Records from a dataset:
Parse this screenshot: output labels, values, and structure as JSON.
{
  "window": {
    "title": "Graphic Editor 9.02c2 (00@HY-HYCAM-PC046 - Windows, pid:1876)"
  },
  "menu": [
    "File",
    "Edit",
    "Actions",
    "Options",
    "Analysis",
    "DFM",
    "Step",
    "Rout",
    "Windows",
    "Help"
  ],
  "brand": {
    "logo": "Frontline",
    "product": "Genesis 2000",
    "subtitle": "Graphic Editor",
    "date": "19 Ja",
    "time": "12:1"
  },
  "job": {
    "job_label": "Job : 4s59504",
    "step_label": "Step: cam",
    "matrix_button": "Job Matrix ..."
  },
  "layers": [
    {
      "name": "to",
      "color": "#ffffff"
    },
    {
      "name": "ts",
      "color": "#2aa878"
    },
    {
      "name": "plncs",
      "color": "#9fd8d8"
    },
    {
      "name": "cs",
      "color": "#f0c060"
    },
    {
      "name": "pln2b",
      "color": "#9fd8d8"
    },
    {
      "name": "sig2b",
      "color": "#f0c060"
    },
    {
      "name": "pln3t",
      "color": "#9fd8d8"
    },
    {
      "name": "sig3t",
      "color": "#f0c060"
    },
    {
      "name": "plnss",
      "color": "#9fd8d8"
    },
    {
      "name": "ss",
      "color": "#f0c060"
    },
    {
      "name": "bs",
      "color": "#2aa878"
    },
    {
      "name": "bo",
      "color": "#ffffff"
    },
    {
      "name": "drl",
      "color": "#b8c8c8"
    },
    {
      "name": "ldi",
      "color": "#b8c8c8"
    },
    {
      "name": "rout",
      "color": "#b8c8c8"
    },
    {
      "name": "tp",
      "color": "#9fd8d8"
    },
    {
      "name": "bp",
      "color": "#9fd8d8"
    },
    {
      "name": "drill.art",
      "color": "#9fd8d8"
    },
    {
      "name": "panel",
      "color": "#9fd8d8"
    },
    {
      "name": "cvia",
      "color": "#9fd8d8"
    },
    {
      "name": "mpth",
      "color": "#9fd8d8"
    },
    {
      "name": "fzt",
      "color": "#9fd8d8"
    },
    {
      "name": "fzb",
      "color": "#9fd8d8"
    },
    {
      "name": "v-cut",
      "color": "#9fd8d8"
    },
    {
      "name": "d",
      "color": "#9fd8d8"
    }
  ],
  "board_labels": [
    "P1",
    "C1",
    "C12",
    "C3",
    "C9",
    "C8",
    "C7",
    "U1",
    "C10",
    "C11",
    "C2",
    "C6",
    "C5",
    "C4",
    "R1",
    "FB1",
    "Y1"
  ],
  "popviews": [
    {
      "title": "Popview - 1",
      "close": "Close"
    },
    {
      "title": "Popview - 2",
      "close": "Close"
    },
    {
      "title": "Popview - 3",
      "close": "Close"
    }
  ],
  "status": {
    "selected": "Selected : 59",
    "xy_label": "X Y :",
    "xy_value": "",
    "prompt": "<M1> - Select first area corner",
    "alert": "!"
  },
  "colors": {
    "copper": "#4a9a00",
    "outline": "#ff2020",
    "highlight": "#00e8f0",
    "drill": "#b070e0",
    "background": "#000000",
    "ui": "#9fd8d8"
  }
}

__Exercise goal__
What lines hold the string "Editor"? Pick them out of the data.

__Exercise result__
    "title": "Graphic Editor 9.02c2 (00@HY-HYCAM-PC046 - Windows, pid:1876)"
    "subtitle": "Graphic Editor",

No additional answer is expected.